Task objective: Restate the listing word for word; omit the images.

Extracted information:
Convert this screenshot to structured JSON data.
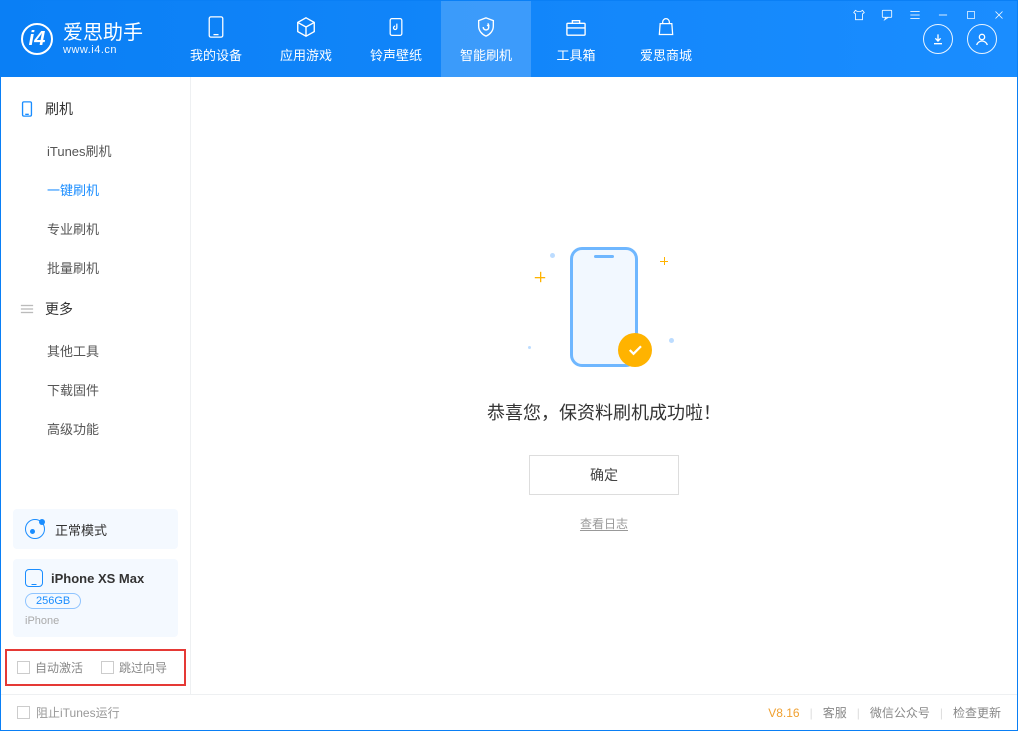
{
  "app": {
    "name": "爱思助手",
    "domain": "www.i4.cn"
  },
  "tabs": {
    "device": "我的设备",
    "apps": "应用游戏",
    "ringtone": "铃声壁纸",
    "flash": "智能刷机",
    "toolbox": "工具箱",
    "store": "爱思商城"
  },
  "sidebar": {
    "group_flash": "刷机",
    "items_flash": {
      "itunes": "iTunes刷机",
      "oneclick": "一键刷机",
      "pro": "专业刷机",
      "batch": "批量刷机"
    },
    "group_more": "更多",
    "items_more": {
      "other": "其他工具",
      "firmware": "下载固件",
      "advanced": "高级功能"
    }
  },
  "mode": {
    "label": "正常模式"
  },
  "device": {
    "name": "iPhone XS Max",
    "storage": "256GB",
    "type": "iPhone"
  },
  "options": {
    "auto_activate": "自动激活",
    "skip_guide": "跳过向导"
  },
  "main": {
    "success": "恭喜您，保资料刷机成功啦！",
    "ok": "确定",
    "viewlog": "查看日志"
  },
  "footer": {
    "block_itunes": "阻止iTunes运行",
    "version": "V8.16",
    "support": "客服",
    "wechat": "微信公众号",
    "update": "检查更新"
  }
}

Your response:
Convert this screenshot to structured JSON data.
{
  "app": {
    "name": "爱思助手",
    "domain": "www.i4.cn"
  },
  "tabs": {
    "device": "我的设备",
    "apps": "应用游戏",
    "ringtone": "铃声壁纸",
    "flash": "智能刷机",
    "toolbox": "工具箱",
    "store": "爱思商城"
  },
  "sidebar": {
    "group_flash": "刷机",
    "items_flash": {
      "itunes": "iTunes刷机",
      "oneclick": "一键刷机",
      "pro": "专业刷机",
      "batch": "批量刷机"
    },
    "group_more": "更多",
    "items_more": {
      "other": "其他工具",
      "firmware": "下载固件",
      "advanced": "高级功能"
    }
  },
  "mode": {
    "label": "正常模式"
  },
  "device": {
    "name": "iPhone XS Max",
    "storage": "256GB",
    "type": "iPhone"
  },
  "options": {
    "auto_activate": "自动激活",
    "skip_guide": "跳过向导"
  },
  "main": {
    "success": "恭喜您，保资料刷机成功啦！",
    "ok": "确定",
    "viewlog": "查看日志"
  },
  "footer": {
    "block_itunes": "阻止iTunes运行",
    "version": "V8.16",
    "support": "客服",
    "wechat": "微信公众号",
    "update": "检查更新"
  }
}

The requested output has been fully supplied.